It seems safe to assume that there are few individuals within early Christianity that have been more neglected than James. But this wasn’t always the case. In fact, there was once a day when such a statement would have been utterly unthinkable. James has traditional been understood as a prominent leader in the city of Jerusalem—well known among the Apostles. But how prominent was James’ influence during this period? Did he have an authority that overextended that of the Apostles? How would a first-century Christian have understood his leadership amid the Apostolic ministry of figures like Peter and Paul? The historical response to these questions may come as a complete surprise to many readers. Could James have actually been more than just another apostolic leader? Has the majority of Christian history unintentionally neglected the very individual whom the Apostles looked to for guidance?

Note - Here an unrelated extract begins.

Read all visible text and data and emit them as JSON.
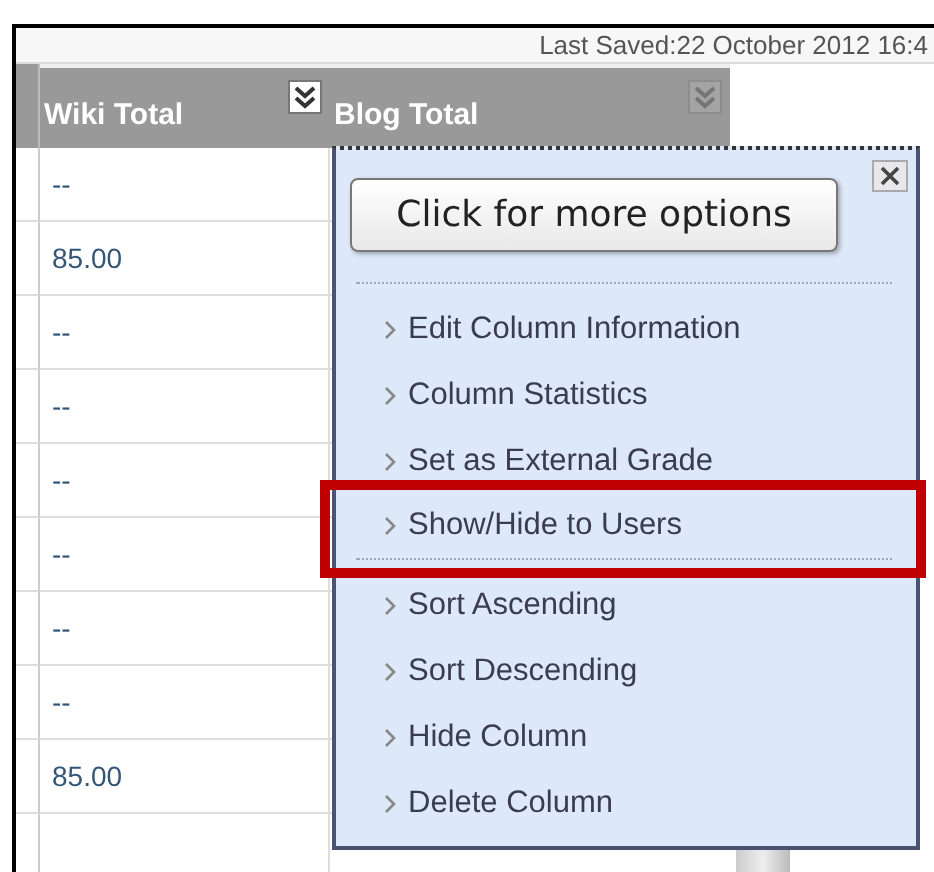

“The proposal is simple, but its implications are profound…James was not merely a significant leader in the early church and not just the leader of the Jerusalem church, but that he was the leader of the church.” (Varner, p. 8)

Over the next several days our attention will focus upon what some have rightly labeled the New Perspective on James (NPJ). The content in the next three posts will draw from Dr. William Varner’s discussion in the recent volume for the Evangelical Exegetical
Commentary, and will center around the (1) internal and  (2) external evidence for the NPJ position.

1. Varner, William. James. Edited by H. Wayne House, W. Hall Harris III, and Andrew W. Pitts. Evangelical Exegetical Commentary. Bellingham, WA: Lexham Press, 2012.